Now, let’s take an example of controller spec. Create a controller with scaffold and write the spec as below:

I’ll cover model, helper and view spec very soon.

Happy Coding 🙂

[Ruby] Fetching Emails from Microsoft Outlook

Hi Folks,

Hope everyone is fine and doing good. In this article of mine, I am going to narrate, how you can fetch Emails from your Microsoft Outlook account. I am only going to cover ‘Inbox‘ here. However, the scope of library (Gem) is very vast and you can customize this as per your need.

PREREQUISITE:

  • Ruby
  • ViewPoint Gem: gem install viewpoint

For Debugging, I am using viewpoint/logging/config

Hope this helps someone! Keep in touch and Happy Coding 🙂

Puneet

Rails 4: Changeset

Hey Everyone,

I know, I am very late in posting this article, as I didn’t get chance to do much hands-on in Rails 4. But now, that we all are on the same page, let me quickly set the summary here.

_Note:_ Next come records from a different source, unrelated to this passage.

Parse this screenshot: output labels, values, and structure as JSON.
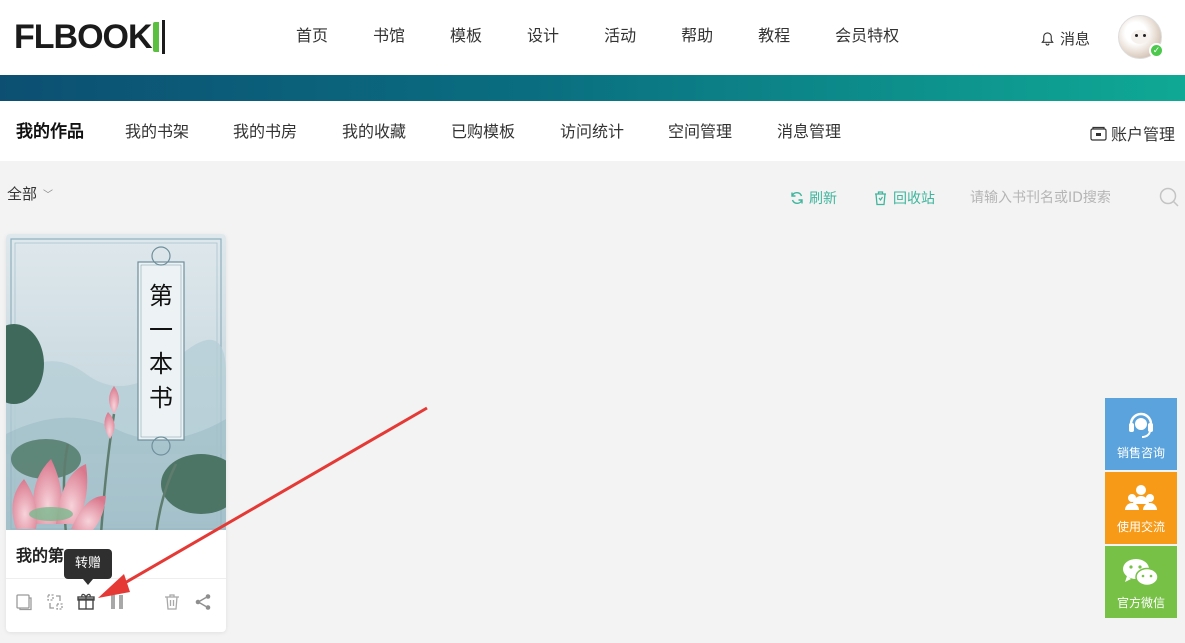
{
  "header": {
    "logo_text": "FLBOOK",
    "nav": [
      "首页",
      "书馆",
      "模板",
      "设计",
      "活动",
      "帮助",
      "教程",
      "会员特权"
    ],
    "messages_label": "消息"
  },
  "subnav": {
    "tabs": [
      "我的作品",
      "我的书架",
      "我的书房",
      "我的收藏",
      "已购模板",
      "访问统计",
      "空间管理",
      "消息管理"
    ],
    "active": "我的作品",
    "account_label": "账户管理"
  },
  "toolbar": {
    "filter_label": "全部",
    "refresh_label": "刷新",
    "recycle_label": "回收站",
    "search_placeholder": "请输入书刊名或ID搜索"
  },
  "book": {
    "title": "我的第",
    "cover_text": [
      "第",
      "一",
      "本",
      "书"
    ],
    "actions": [
      "copy-icon",
      "replace-icon",
      "gift-icon",
      "pause-icon",
      "trash-icon",
      "share-icon"
    ],
    "tooltip": "转赠"
  },
  "float_panel": {
    "items": [
      "销售咨询",
      "使用交流",
      "官方微信"
    ]
  },
  "colors": {
    "accent": "#3fb59d",
    "banner_start": "#0c4f72",
    "banner_end": "#0fa995",
    "sales": "#5aa3dd",
    "community": "#f79a17",
    "wechat": "#78c147",
    "arrow": "#e53935"
  }
}
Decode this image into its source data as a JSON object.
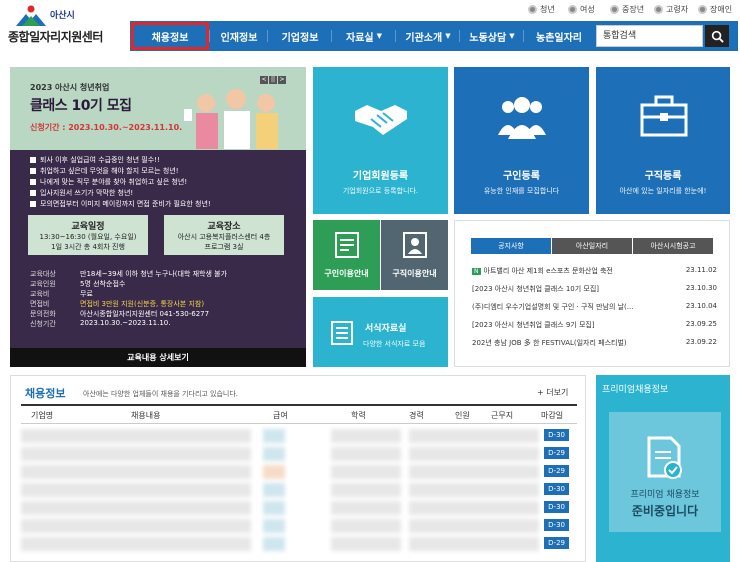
{
  "header": {
    "logo_small": "아산시",
    "logo_title": "종합일자리지원센터",
    "util_links": [
      "청년",
      "여성",
      "중장년",
      "고령자",
      "장애인"
    ]
  },
  "nav": {
    "items": [
      "채용정보",
      "인재정보",
      "기업정보",
      "자료실",
      "기관소개",
      "노동상담",
      "농촌일자리"
    ],
    "search_placeholder": "통합검색"
  },
  "banner": {
    "small": "2023 아산시 청년취업",
    "title": "클래스 10기 모집",
    "period": "신청기간 : 2023.10.30.~2023.11.10.",
    "bullets": [
      "퇴사 이후 실업급여 수급중인 청년 필수!!",
      "취업하고 싶은데 무엇을 해야 할지 모르는 청년!",
      "나에게 맞는 직무 분야를 찾아 취업하고 싶은 청년!",
      "입사지원서 쓰기가 막막한 청년!",
      "모의면접부터 이미지 메이킹까지 면접 준비가 필요한 청년!"
    ],
    "box1": {
      "head": "교육일정",
      "line1": "13:30~16:30 (월요일, 수요일)",
      "line2": "1일 3시간 총 4회차 진행"
    },
    "box2": {
      "head": "교육장소",
      "line1": "아산시 고용복지플러스센터 4층",
      "line2": "프로그램 3실"
    },
    "info": [
      {
        "k": "교육대상",
        "v": "만18세~39세 이하 청년 누구나(대학 재학생 불가"
      },
      {
        "k": "교육인원",
        "v": "5명 선착순접수"
      },
      {
        "k": "교육비",
        "v": "무료"
      },
      {
        "k": "면접비",
        "v": "면접비 3만원 지원(신분증, 통장사본 지참)"
      },
      {
        "k": "문의전화",
        "v": "아산시종합일자리지원센터 041-530-6277"
      },
      {
        "k": "신청기간",
        "v": "2023.10.30.~2023.11.10."
      }
    ],
    "detail_button": "교육내용 상세보기",
    "controls": [
      "<",
      "||",
      ">"
    ]
  },
  "tiles": {
    "member": {
      "title": "기업회원등록",
      "desc": "기업회원으로 등록합니다."
    },
    "talent": {
      "title": "구인등록",
      "desc": "유능한 인재를 모집합니다"
    },
    "jobseek": {
      "title": "구직등록",
      "desc": "아산에 있는 일자리를 한눈에!"
    },
    "guide_hire": {
      "title": "구인이용안내"
    },
    "guide_seek": {
      "title": "구직이용안내"
    },
    "library": {
      "title": "서식자료실",
      "desc": "다양한 서식자료 모음"
    }
  },
  "notice": {
    "tabs": [
      "공지사항",
      "아산일자리",
      "아산시시험공고"
    ],
    "rows": [
      {
        "title": "아트밸리 아산 제1회 e스포츠 문화산업 축전",
        "date": "23.11.02",
        "new": true
      },
      {
        "title": "[2023 아산시 청년취업 클래스 10기 모집]",
        "date": "23.10.30"
      },
      {
        "title": "(주)디엠티 우수기업설명회 및 구인 · 구직 만남의 날(...",
        "date": "23.10.04"
      },
      {
        "title": "[2023 아산시 청년취업 클래스 9기 모집]",
        "date": "23.09.25"
      },
      {
        "title": "202년 충남 JOB 多 한 FESTIVAL(일자리 페스티벌)",
        "date": "23.09.22"
      }
    ],
    "new_badge": "N"
  },
  "jobs": {
    "title": "채용정보",
    "desc": "아산에는 다양한 업체들이 채용을 기다리고 있습니다.",
    "more": "+ 더보기",
    "columns": [
      "기업명",
      "채용내용",
      "급여",
      "학력",
      "경력",
      "인원",
      "근무지",
      "마감일"
    ],
    "deadlines": [
      "D-30",
      "D-29",
      "D-29",
      "D-30",
      "D-30",
      "D-30",
      "D-29"
    ]
  },
  "premium": {
    "title": "프리미엄채용정보",
    "line1": "프리미엄 채용정보",
    "line2": "준비중입니다"
  },
  "colors": {
    "primary": "#1d6fb8",
    "cyan": "#2bb3cf",
    "green": "#2e9e57",
    "slate": "#516671",
    "highlight": "#e3262b"
  }
}
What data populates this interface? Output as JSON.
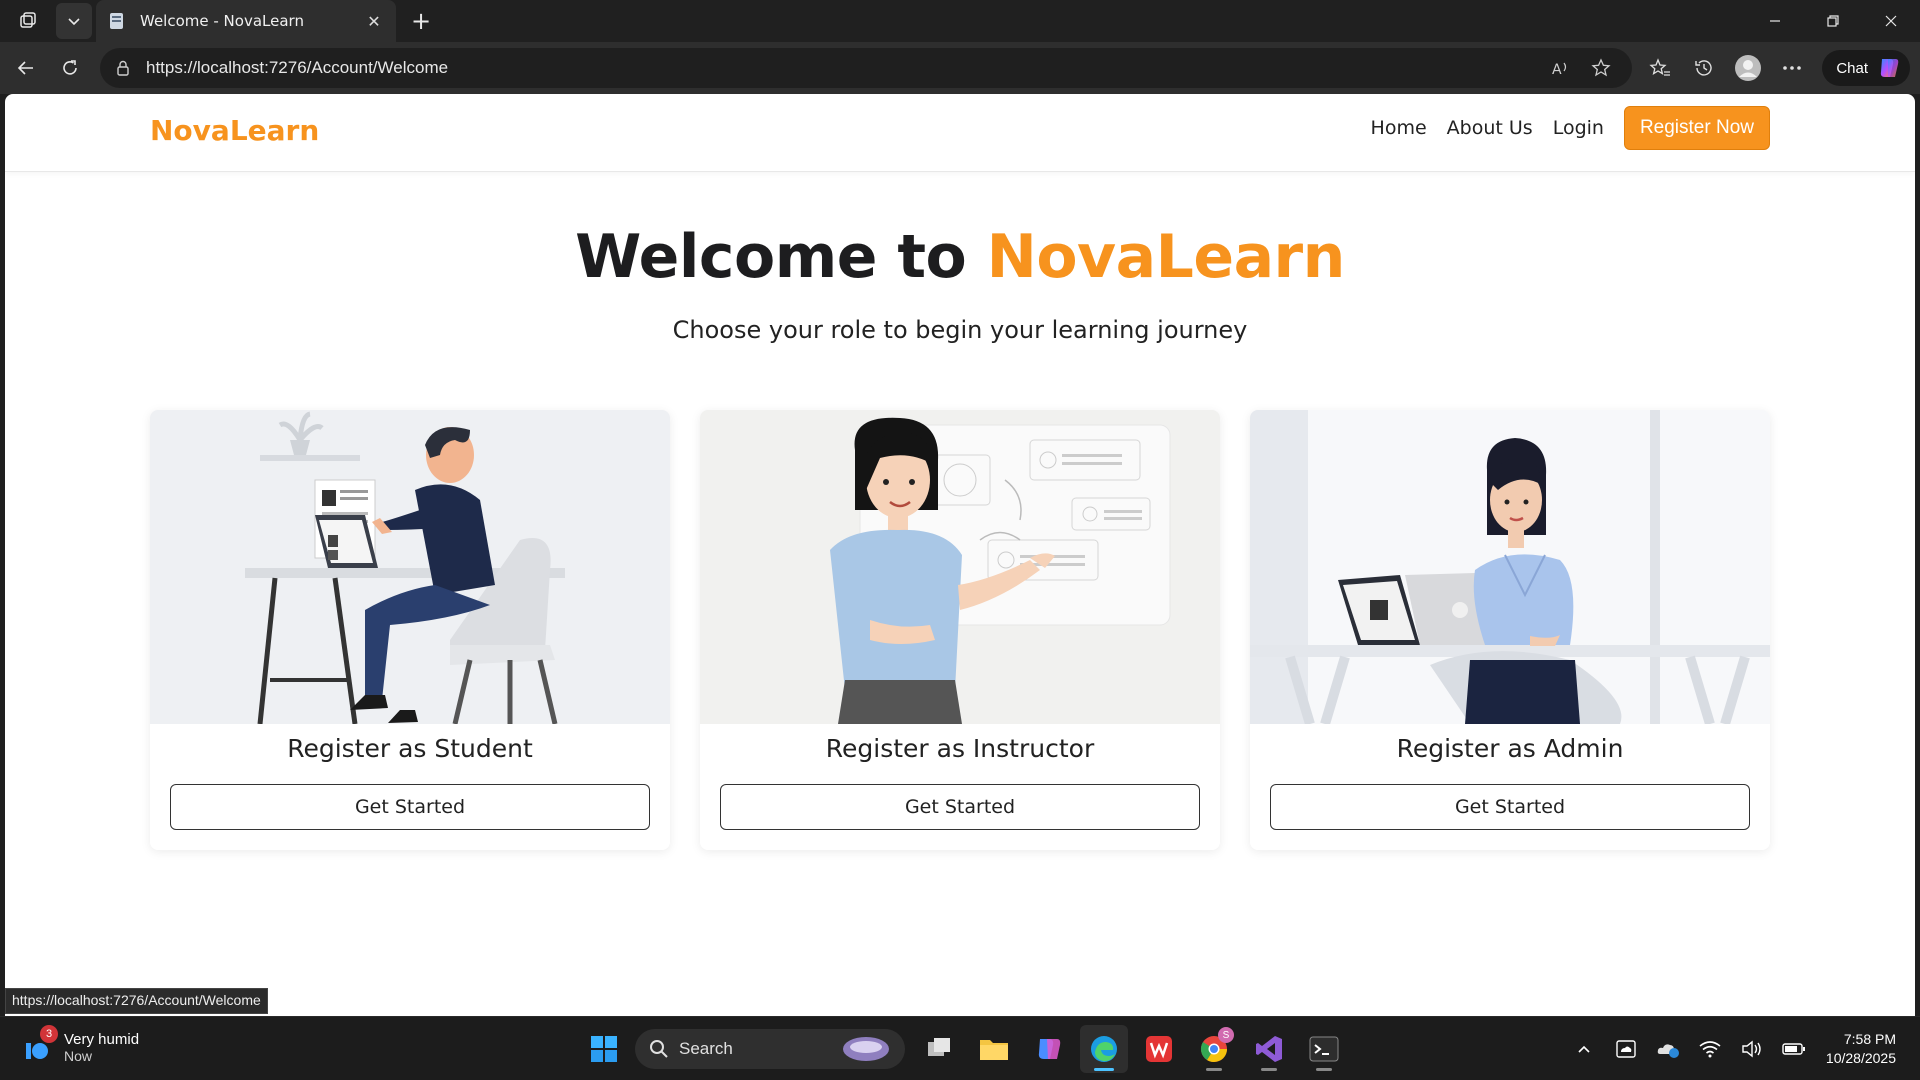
{
  "browser": {
    "tab_title": "Welcome - NovaLearn",
    "url": "https://localhost:7276/Account/Welcome",
    "chat_label": "Chat",
    "status_url": "https://localhost:7276/Account/Welcome"
  },
  "site": {
    "brand": "NovaLearn",
    "nav": {
      "home": "Home",
      "about": "About Us",
      "login": "Login",
      "register": "Register Now"
    },
    "hero": {
      "title_prefix": "Welcome to ",
      "title_accent": "NovaLearn",
      "subtitle": "Choose your role to begin your learning journey"
    },
    "cards": [
      {
        "title": "Register as Student",
        "button": "Get Started"
      },
      {
        "title": "Register as Instructor",
        "button": "Get Started"
      },
      {
        "title": "Register as Admin",
        "button": "Get Started"
      }
    ],
    "colors": {
      "accent": "#f7931e",
      "text": "#1d1d1f"
    }
  },
  "taskbar": {
    "weather_text": "Very humid",
    "weather_sub": "Now",
    "weather_badge": "3",
    "search_label": "Search",
    "chrome_badge": "S",
    "time": "7:58 PM",
    "date": "10/28/2025"
  }
}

Most of us (1) have already started with Rails4, most of them (2) are planning to and most of them (3) are still on Rails 3. So my target audience for this post is #2 and #3. Developers working on Rails4, if they wish to provide any comments/suggestions they are most welcome.

Recently, I got a chance to develop a new application in Rails4. There are many articles available online, which will provide you insight about the changeset in Rails4. But my idea is to give a step by step information, as I continue to work on my existing application. Hence, this post will keep updating at regular intervals.

Folks can take the information from here which is relevant to them.

– If you wish to localize your gems (including Rails4), to your application, you must need to run:

After, rails new {APP_NAME}, then your bundle runs. Once it is finished, run this command:
bundle install --path vendor/gems

This command will create a .bundle folder inside your app. If you open this folder, there is a config file, where path of the gems is defined. You don’t need to define the path again and again. This config file will take care of it.

– If you have a pending migration and you’re trying to browse your application, Rails tells you to do a rake db:migrate before you see you app in action. See attached screenshot for more reference.

Pending Migration Rails4

Including modules in Rails4: If you wish to include any re-usable module in a common place (say application_controller.rb) from your {Rails.root}/lib folder, then you must need to tell your application to load the path. To do this, type:
config.autoload_paths += %W(#{config.root}/lib)

Model.find_or_create_by_{COLUMN_NAMES} is deprecated in Rails4. To use it:
Model.where(col_1: SOME_VALUE, col_2: SOME_VALUE).first_or_create

ActiveRecord::Relation is now changed to #<ActiveRecord::Associations::CollectionProxy []>

– using of conditions while defining associations is no longer supported. Till Rails 3, one can use this syntax:

– Adding Stylesheets: If you’re trying to add any stylesheet into layout, You must need to add it under ‘config/initializers/assets.rb’
Rails4 shows it in a very beautiful way (refer to the attached screenshot)

assets handling in rails4
assets handling in rails4

ActionMailer: deliver_now & deliver_later: Action Mailer is now integrated with Active Job so that you can send emails outside of the request-response cycle, hence the user doesn’t have to wait for the request to complete.

However, if you wish to send the mail straightaway, use deliver_now.

UserMailer.welcome_mail(@user).deliver_later
UserMailer.welcome_mail(@user).deliver_now